I occasionally feel vague howvague idon’t know tenuous Now-spears and The Then-arrows making doour mouths something red, something tall2. And on the verge of this horizon’s indifference, I watch as a ship slips into the distance. You’dwhisper that word into my earas if it were a thing you could taste —a sliver of fish, a swirl of chocolateon the tongue.When you’re trying to convince someone to go on a date with you. R.“Orpheus, Eurydice, Hermes” by Rilke, translated by Stephen Mitchell She was no longer that woman with blue eyeswho once had echoed through the poet’s songs,no longer the wide couch’s scent and island,and that man’s property no longer. …And your voicecomes back to me through the trees, this wordfor what we couldn’t help but doto each other — a thin cry, unwinding.21.The singer opened up about falling for another man.The R&B singer has been pushing that queer ceiling open since.To me, she reflected a type of writer I hadn’t yet encountered, and one I hoped to become: A woman who wrote with wryness and self-deprecation and honesty about what could be seen as universal life dilemmas, both small and large: One of my favorites of her stories involves a woman waiting for a man to call her, for her depiction of the ecosystem of familiar emotions in that experience.

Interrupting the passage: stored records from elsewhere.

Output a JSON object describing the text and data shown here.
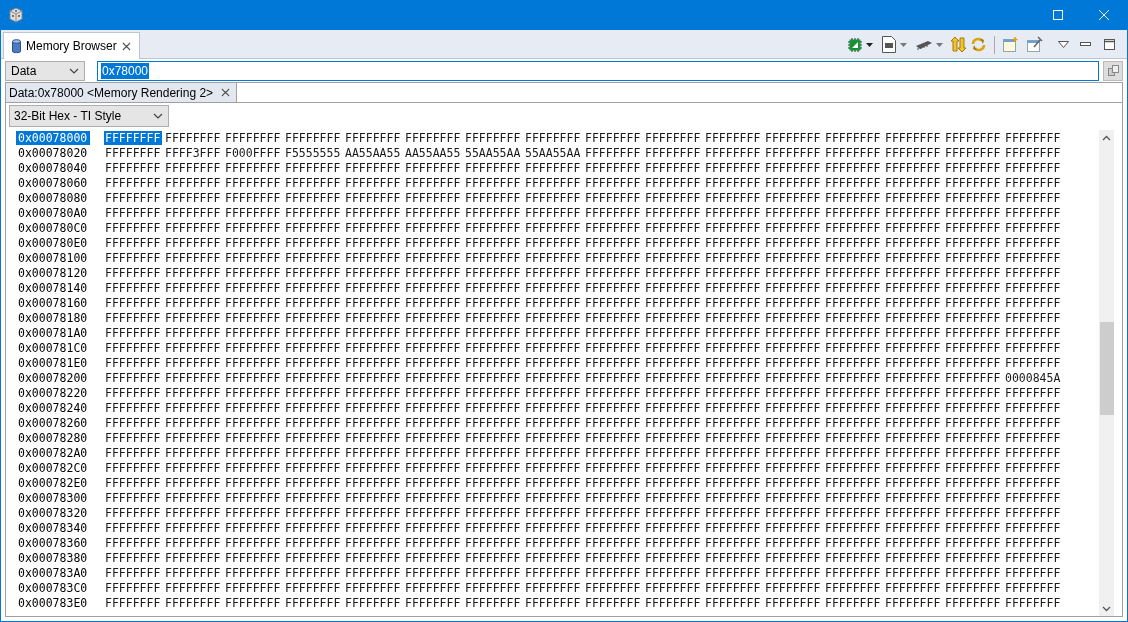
{
  "view_tab": {
    "label": "Memory Browser",
    "selected": true
  },
  "memory_space": {
    "value": "Data"
  },
  "address_field": {
    "value": "0x78000",
    "text_selected": true
  },
  "rendering_tab": {
    "label": "Data:0x78000 <Memory Rendering 2>",
    "selected": true
  },
  "format": {
    "value": "32-Bit Hex - TI Style"
  },
  "rows": [
    {
      "address": "0x00078000",
      "selected": true,
      "words": [
        "FFFFFFFF",
        "FFFFFFFF",
        "FFFFFFFF",
        "FFFFFFFF",
        "FFFFFFFF",
        "FFFFFFFF",
        "FFFFFFFF",
        "FFFFFFFF",
        "FFFFFFFF",
        "FFFFFFFF",
        "FFFFFFFF",
        "FFFFFFFF",
        "FFFFFFFF",
        "FFFFFFFF",
        "FFFFFFFF",
        "FFFFFFFF"
      ]
    },
    {
      "address": "0x00078020",
      "selected": false,
      "words": [
        "FFFFFFFF",
        "FFFF3FFF",
        "F000FFFF",
        "F5555555",
        "AA55AA55",
        "AA55AA55",
        "55AA55AA",
        "55AA55AA",
        "FFFFFFFF",
        "FFFFFFFF",
        "FFFFFFFF",
        "FFFFFFFF",
        "FFFFFFFF",
        "FFFFFFFF",
        "FFFFFFFF",
        "FFFFFFFF"
      ]
    },
    {
      "address": "0x00078040",
      "selected": false,
      "words": [
        "FFFFFFFF",
        "FFFFFFFF",
        "FFFFFFFF",
        "FFFFFFFF",
        "FFFFFFFF",
        "FFFFFFFF",
        "FFFFFFFF",
        "FFFFFFFF",
        "FFFFFFFF",
        "FFFFFFFF",
        "FFFFFFFF",
        "FFFFFFFF",
        "FFFFFFFF",
        "FFFFFFFF",
        "FFFFFFFF",
        "FFFFFFFF"
      ]
    },
    {
      "address": "0x00078060",
      "selected": false,
      "words": [
        "FFFFFFFF",
        "FFFFFFFF",
        "FFFFFFFF",
        "FFFFFFFF",
        "FFFFFFFF",
        "FFFFFFFF",
        "FFFFFFFF",
        "FFFFFFFF",
        "FFFFFFFF",
        "FFFFFFFF",
        "FFFFFFFF",
        "FFFFFFFF",
        "FFFFFFFF",
        "FFFFFFFF",
        "FFFFFFFF",
        "FFFFFFFF"
      ]
    },
    {
      "address": "0x00078080",
      "selected": false,
      "words": [
        "FFFFFFFF",
        "FFFFFFFF",
        "FFFFFFFF",
        "FFFFFFFF",
        "FFFFFFFF",
        "FFFFFFFF",
        "FFFFFFFF",
        "FFFFFFFF",
        "FFFFFFFF",
        "FFFFFFFF",
        "FFFFFFFF",
        "FFFFFFFF",
        "FFFFFFFF",
        "FFFFFFFF",
        "FFFFFFFF",
        "FFFFFFFF"
      ]
    },
    {
      "address": "0x000780A0",
      "selected": false,
      "words": [
        "FFFFFFFF",
        "FFFFFFFF",
        "FFFFFFFF",
        "FFFFFFFF",
        "FFFFFFFF",
        "FFFFFFFF",
        "FFFFFFFF",
        "FFFFFFFF",
        "FFFFFFFF",
        "FFFFFFFF",
        "FFFFFFFF",
        "FFFFFFFF",
        "FFFFFFFF",
        "FFFFFFFF",
        "FFFFFFFF",
        "FFFFFFFF"
      ]
    },
    {
      "address": "0x000780C0",
      "selected": false,
      "words": [
        "FFFFFFFF",
        "FFFFFFFF",
        "FFFFFFFF",
        "FFFFFFFF",
        "FFFFFFFF",
        "FFFFFFFF",
        "FFFFFFFF",
        "FFFFFFFF",
        "FFFFFFFF",
        "FFFFFFFF",
        "FFFFFFFF",
        "FFFFFFFF",
        "FFFFFFFF",
        "FFFFFFFF",
        "FFFFFFFF",
        "FFFFFFFF"
      ]
    },
    {
      "address": "0x000780E0",
      "selected": false,
      "words": [
        "FFFFFFFF",
        "FFFFFFFF",
        "FFFFFFFF",
        "FFFFFFFF",
        "FFFFFFFF",
        "FFFFFFFF",
        "FFFFFFFF",
        "FFFFFFFF",
        "FFFFFFFF",
        "FFFFFFFF",
        "FFFFFFFF",
        "FFFFFFFF",
        "FFFFFFFF",
        "FFFFFFFF",
        "FFFFFFFF",
        "FFFFFFFF"
      ]
    },
    {
      "address": "0x00078100",
      "selected": false,
      "words": [
        "FFFFFFFF",
        "FFFFFFFF",
        "FFFFFFFF",
        "FFFFFFFF",
        "FFFFFFFF",
        "FFFFFFFF",
        "FFFFFFFF",
        "FFFFFFFF",
        "FFFFFFFF",
        "FFFFFFFF",
        "FFFFFFFF",
        "FFFFFFFF",
        "FFFFFFFF",
        "FFFFFFFF",
        "FFFFFFFF",
        "FFFFFFFF"
      ]
    },
    {
      "address": "0x00078120",
      "selected": false,
      "words": [
        "FFFFFFFF",
        "FFFFFFFF",
        "FFFFFFFF",
        "FFFFFFFF",
        "FFFFFFFF",
        "FFFFFFFF",
        "FFFFFFFF",
        "FFFFFFFF",
        "FFFFFFFF",
        "FFFFFFFF",
        "FFFFFFFF",
        "FFFFFFFF",
        "FFFFFFFF",
        "FFFFFFFF",
        "FFFFFFFF",
        "FFFFFFFF"
      ]
    },
    {
      "address": "0x00078140",
      "selected": false,
      "words": [
        "FFFFFFFF",
        "FFFFFFFF",
        "FFFFFFFF",
        "FFFFFFFF",
        "FFFFFFFF",
        "FFFFFFFF",
        "FFFFFFFF",
        "FFFFFFFF",
        "FFFFFFFF",
        "FFFFFFFF",
        "FFFFFFFF",
        "FFFFFFFF",
        "FFFFFFFF",
        "FFFFFFFF",
        "FFFFFFFF",
        "FFFFFFFF"
      ]
    },
    {
      "address": "0x00078160",
      "selected": false,
      "words": [
        "FFFFFFFF",
        "FFFFFFFF",
        "FFFFFFFF",
        "FFFFFFFF",
        "FFFFFFFF",
        "FFFFFFFF",
        "FFFFFFFF",
        "FFFFFFFF",
        "FFFFFFFF",
        "FFFFFFFF",
        "FFFFFFFF",
        "FFFFFFFF",
        "FFFFFFFF",
        "FFFFFFFF",
        "FFFFFFFF",
        "FFFFFFFF"
      ]
    },
    {
      "address": "0x00078180",
      "selected": false,
      "words": [
        "FFFFFFFF",
        "FFFFFFFF",
        "FFFFFFFF",
        "FFFFFFFF",
        "FFFFFFFF",
        "FFFFFFFF",
        "FFFFFFFF",
        "FFFFFFFF",
        "FFFFFFFF",
        "FFFFFFFF",
        "FFFFFFFF",
        "FFFFFFFF",
        "FFFFFFFF",
        "FFFFFFFF",
        "FFFFFFFF",
        "FFFFFFFF"
      ]
    },
    {
      "address": "0x000781A0",
      "selected": false,
      "words": [
        "FFFFFFFF",
        "FFFFFFFF",
        "FFFFFFFF",
        "FFFFFFFF",
        "FFFFFFFF",
        "FFFFFFFF",
        "FFFFFFFF",
        "FFFFFFFF",
        "FFFFFFFF",
        "FFFFFFFF",
        "FFFFFFFF",
        "FFFFFFFF",
        "FFFFFFFF",
        "FFFFFFFF",
        "FFFFFFFF",
        "FFFFFFFF"
      ]
    },
    {
      "address": "0x000781C0",
      "selected": false,
      "words": [
        "FFFFFFFF",
        "FFFFFFFF",
        "FFFFFFFF",
        "FFFFFFFF",
        "FFFFFFFF",
        "FFFFFFFF",
        "FFFFFFFF",
        "FFFFFFFF",
        "FFFFFFFF",
        "FFFFFFFF",
        "FFFFFFFF",
        "FFFFFFFF",
        "FFFFFFFF",
        "FFFFFFFF",
        "FFFFFFFF",
        "FFFFFFFF"
      ]
    },
    {
      "address": "0x000781E0",
      "selected": false,
      "words": [
        "FFFFFFFF",
        "FFFFFFFF",
        "FFFFFFFF",
        "FFFFFFFF",
        "FFFFFFFF",
        "FFFFFFFF",
        "FFFFFFFF",
        "FFFFFFFF",
        "FFFFFFFF",
        "FFFFFFFF",
        "FFFFFFFF",
        "FFFFFFFF",
        "FFFFFFFF",
        "FFFFFFFF",
        "FFFFFFFF",
        "FFFFFFFF"
      ]
    },
    {
      "address": "0x00078200",
      "selected": false,
      "words": [
        "FFFFFFFF",
        "FFFFFFFF",
        "FFFFFFFF",
        "FFFFFFFF",
        "FFFFFFFF",
        "FFFFFFFF",
        "FFFFFFFF",
        "FFFFFFFF",
        "FFFFFFFF",
        "FFFFFFFF",
        "FFFFFFFF",
        "FFFFFFFF",
        "FFFFFFFF",
        "FFFFFFFF",
        "FFFFFFFF",
        "0000845A"
      ]
    },
    {
      "address": "0x00078220",
      "selected": false,
      "words": [
        "FFFFFFFF",
        "FFFFFFFF",
        "FFFFFFFF",
        "FFFFFFFF",
        "FFFFFFFF",
        "FFFFFFFF",
        "FFFFFFFF",
        "FFFFFFFF",
        "FFFFFFFF",
        "FFFFFFFF",
        "FFFFFFFF",
        "FFFFFFFF",
        "FFFFFFFF",
        "FFFFFFFF",
        "FFFFFFFF",
        "FFFFFFFF"
      ]
    },
    {
      "address": "0x00078240",
      "selected": false,
      "words": [
        "FFFFFFFF",
        "FFFFFFFF",
        "FFFFFFFF",
        "FFFFFFFF",
        "FFFFFFFF",
        "FFFFFFFF",
        "FFFFFFFF",
        "FFFFFFFF",
        "FFFFFFFF",
        "FFFFFFFF",
        "FFFFFFFF",
        "FFFFFFFF",
        "FFFFFFFF",
        "FFFFFFFF",
        "FFFFFFFF",
        "FFFFFFFF"
      ]
    },
    {
      "address": "0x00078260",
      "selected": false,
      "words": [
        "FFFFFFFF",
        "FFFFFFFF",
        "FFFFFFFF",
        "FFFFFFFF",
        "FFFFFFFF",
        "FFFFFFFF",
        "FFFFFFFF",
        "FFFFFFFF",
        "FFFFFFFF",
        "FFFFFFFF",
        "FFFFFFFF",
        "FFFFFFFF",
        "FFFFFFFF",
        "FFFFFFFF",
        "FFFFFFFF",
        "FFFFFFFF"
      ]
    },
    {
      "address": "0x00078280",
      "selected": false,
      "words": [
        "FFFFFFFF",
        "FFFFFFFF",
        "FFFFFFFF",
        "FFFFFFFF",
        "FFFFFFFF",
        "FFFFFFFF",
        "FFFFFFFF",
        "FFFFFFFF",
        "FFFFFFFF",
        "FFFFFFFF",
        "FFFFFFFF",
        "FFFFFFFF",
        "FFFFFFFF",
        "FFFFFFFF",
        "FFFFFFFF",
        "FFFFFFFF"
      ]
    },
    {
      "address": "0x000782A0",
      "selected": false,
      "words": [
        "FFFFFFFF",
        "FFFFFFFF",
        "FFFFFFFF",
        "FFFFFFFF",
        "FFFFFFFF",
        "FFFFFFFF",
        "FFFFFFFF",
        "FFFFFFFF",
        "FFFFFFFF",
        "FFFFFFFF",
        "FFFFFFFF",
        "FFFFFFFF",
        "FFFFFFFF",
        "FFFFFFFF",
        "FFFFFFFF",
        "FFFFFFFF"
      ]
    },
    {
      "address": "0x000782C0",
      "selected": false,
      "words": [
        "FFFFFFFF",
        "FFFFFFFF",
        "FFFFFFFF",
        "FFFFFFFF",
        "FFFFFFFF",
        "FFFFFFFF",
        "FFFFFFFF",
        "FFFFFFFF",
        "FFFFFFFF",
        "FFFFFFFF",
        "FFFFFFFF",
        "FFFFFFFF",
        "FFFFFFFF",
        "FFFFFFFF",
        "FFFFFFFF",
        "FFFFFFFF"
      ]
    },
    {
      "address": "0x000782E0",
      "selected": false,
      "words": [
        "FFFFFFFF",
        "FFFFFFFF",
        "FFFFFFFF",
        "FFFFFFFF",
        "FFFFFFFF",
        "FFFFFFFF",
        "FFFFFFFF",
        "FFFFFFFF",
        "FFFFFFFF",
        "FFFFFFFF",
        "FFFFFFFF",
        "FFFFFFFF",
        "FFFFFFFF",
        "FFFFFFFF",
        "FFFFFFFF",
        "FFFFFFFF"
      ]
    },
    {
      "address": "0x00078300",
      "selected": false,
      "words": [
        "FFFFFFFF",
        "FFFFFFFF",
        "FFFFFFFF",
        "FFFFFFFF",
        "FFFFFFFF",
        "FFFFFFFF",
        "FFFFFFFF",
        "FFFFFFFF",
        "FFFFFFFF",
        "FFFFFFFF",
        "FFFFFFFF",
        "FFFFFFFF",
        "FFFFFFFF",
        "FFFFFFFF",
        "FFFFFFFF",
        "FFFFFFFF"
      ]
    },
    {
      "address": "0x00078320",
      "selected": false,
      "words": [
        "FFFFFFFF",
        "FFFFFFFF",
        "FFFFFFFF",
        "FFFFFFFF",
        "FFFFFFFF",
        "FFFFFFFF",
        "FFFFFFFF",
        "FFFFFFFF",
        "FFFFFFFF",
        "FFFFFFFF",
        "FFFFFFFF",
        "FFFFFFFF",
        "FFFFFFFF",
        "FFFFFFFF",
        "FFFFFFFF",
        "FFFFFFFF"
      ]
    },
    {
      "address": "0x00078340",
      "selected": false,
      "words": [
        "FFFFFFFF",
        "FFFFFFFF",
        "FFFFFFFF",
        "FFFFFFFF",
        "FFFFFFFF",
        "FFFFFFFF",
        "FFFFFFFF",
        "FFFFFFFF",
        "FFFFFFFF",
        "FFFFFFFF",
        "FFFFFFFF",
        "FFFFFFFF",
        "FFFFFFFF",
        "FFFFFFFF",
        "FFFFFFFF",
        "FFFFFFFF"
      ]
    },
    {
      "address": "0x00078360",
      "selected": false,
      "words": [
        "FFFFFFFF",
        "FFFFFFFF",
        "FFFFFFFF",
        "FFFFFFFF",
        "FFFFFFFF",
        "FFFFFFFF",
        "FFFFFFFF",
        "FFFFFFFF",
        "FFFFFFFF",
        "FFFFFFFF",
        "FFFFFFFF",
        "FFFFFFFF",
        "FFFFFFFF",
        "FFFFFFFF",
        "FFFFFFFF",
        "FFFFFFFF"
      ]
    },
    {
      "address": "0x00078380",
      "selected": false,
      "words": [
        "FFFFFFFF",
        "FFFFFFFF",
        "FFFFFFFF",
        "FFFFFFFF",
        "FFFFFFFF",
        "FFFFFFFF",
        "FFFFFFFF",
        "FFFFFFFF",
        "FFFFFFFF",
        "FFFFFFFF",
        "FFFFFFFF",
        "FFFFFFFF",
        "FFFFFFFF",
        "FFFFFFFF",
        "FFFFFFFF",
        "FFFFFFFF"
      ]
    },
    {
      "address": "0x000783A0",
      "selected": false,
      "words": [
        "FFFFFFFF",
        "FFFFFFFF",
        "FFFFFFFF",
        "FFFFFFFF",
        "FFFFFFFF",
        "FFFFFFFF",
        "FFFFFFFF",
        "FFFFFFFF",
        "FFFFFFFF",
        "FFFFFFFF",
        "FFFFFFFF",
        "FFFFFFFF",
        "FFFFFFFF",
        "FFFFFFFF",
        "FFFFFFFF",
        "FFFFFFFF"
      ]
    },
    {
      "address": "0x000783C0",
      "selected": false,
      "words": [
        "FFFFFFFF",
        "FFFFFFFF",
        "FFFFFFFF",
        "FFFFFFFF",
        "FFFFFFFF",
        "FFFFFFFF",
        "FFFFFFFF",
        "FFFFFFFF",
        "FFFFFFFF",
        "FFFFFFFF",
        "FFFFFFFF",
        "FFFFFFFF",
        "FFFFFFFF",
        "FFFFFFFF",
        "FFFFFFFF",
        "FFFFFFFF"
      ]
    },
    {
      "address": "0x000783E0",
      "selected": false,
      "words": [
        "FFFFFFFF",
        "FFFFFFFF",
        "FFFFFFFF",
        "FFFFFFFF",
        "FFFFFFFF",
        "FFFFFFFF",
        "FFFFFFFF",
        "FFFFFFFF",
        "FFFFFFFF",
        "FFFFFFFF",
        "FFFFFFFF",
        "FFFFFFFF",
        "FFFFFFFF",
        "FFFFFFFF",
        "FFFFFFFF",
        "FFFFFFFF"
      ]
    }
  ]
}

Parker wasn’t afraid to talk about “lady stuff” (fast forward to 2013 and recent discussions of “mascara and eyeliner”). 22, 1893, in West End, a village in Long Branch.) I spoke to Kevin Fitzpatrick, president and founder of The Dorothy Parker Society, editor of , to get a whiskey-sour refresher on the woman who left a legacy for many of us to live up to.Before I met and married my husband, I was with my ex for 15 years, but only married for 6 months.That's because I was with a woman when California legalized same-sex marriage.I didn't have to worry about what men thought of me. The next year, we took our love for travel to a new level: We left our jobs to live without a home, staying with friends and housesitting all over the world. And this fall, we're moving to China, where I'll be teaching for a year.I didn't have to sculpt my body to adapt to the male gaze. I had focused so much on living the life I wanted to live, and that's when the right guy walked in. Divorce inspired me to take a closer look at myself – inspiring me to deliberately create the life I want.At the university I'd become known as a lesbian professor who incorporated queer content into her courses and who had a loving, long-term marriage. While some were fun in bed, I met a surprising number of men who had various versions of sexual dysfunction.